I learned a lot about bisphosphonates—the class of drugs that includes Fosamax—including the fact that while bisphosphonates can add bone density, the drug doesn't necessarily make bones stronger with longer use. In fact, they sometimes get weaker. One bone in particular—the jawbone—can weaken so much that the bone actually dies. Yes, a medication that is supposed to strengthen your bones can kill them. How crazy is that?
And if you've had any kind of dental issues, your risk is seriously increased. What a coincidence; I'd just had a tooth pulled.
I took myself right off Fosamax and started taking vitamin D3—something I also discovered in my research—instead. My doctor wasn't happy, of course, told me to increase my calcium and magnesium and get retested in six months. She didn't blink when I mentioned the risk of necrosis, so I couldn't tell if this was news to her or not.

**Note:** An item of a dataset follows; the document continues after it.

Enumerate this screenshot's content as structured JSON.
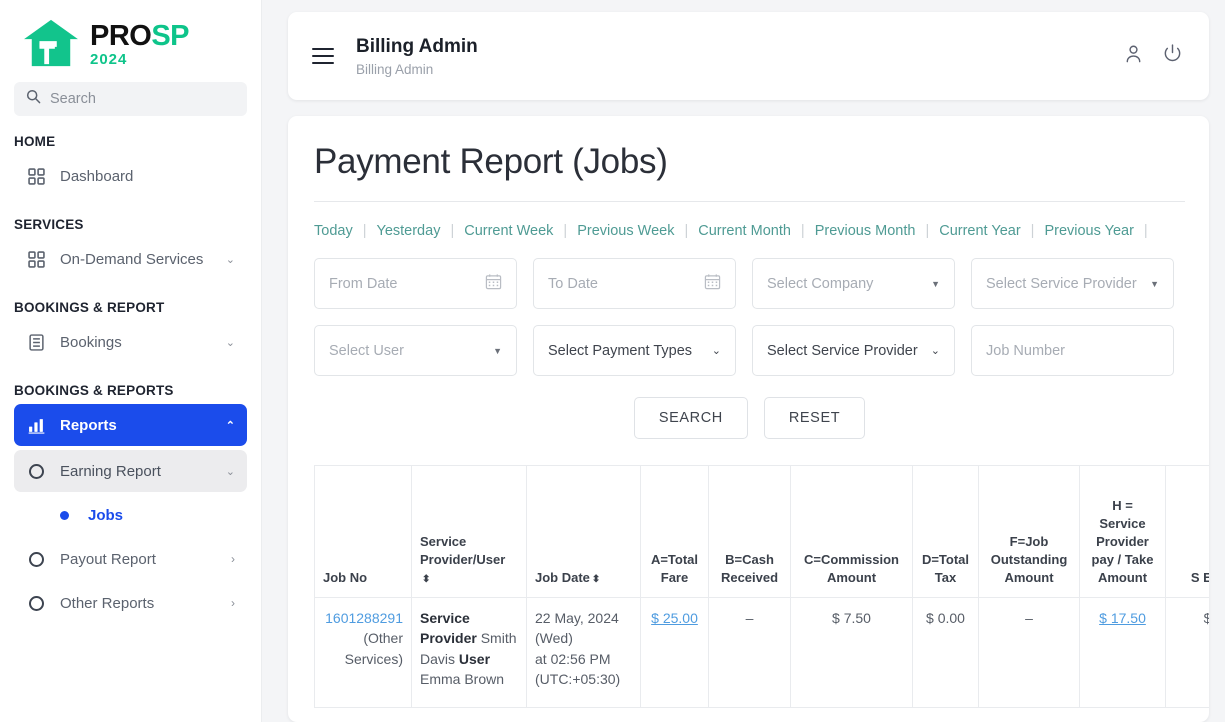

Flash forward and just today I saw a story on Reuters that 900 people have brought cases against manufacturer Merck alleging Fosamax caused osteonecrosis of the jaw, and two doctors have testified that this can happen in less than three years of use.
Whew! Talk about dodging a bullet.
Just because a doctor has been through medical school and you're paying a chunk of change to get her opinion doesn't mean she always knows more than you do. I know you know this, but this is a reminder that you absolutely must do your own research. If you're anything like me, I know you'd rather risk a fracture than need to have your jaw rebuilt.
And one other interesting thing? Fosamax is now being formulated with vitamin D.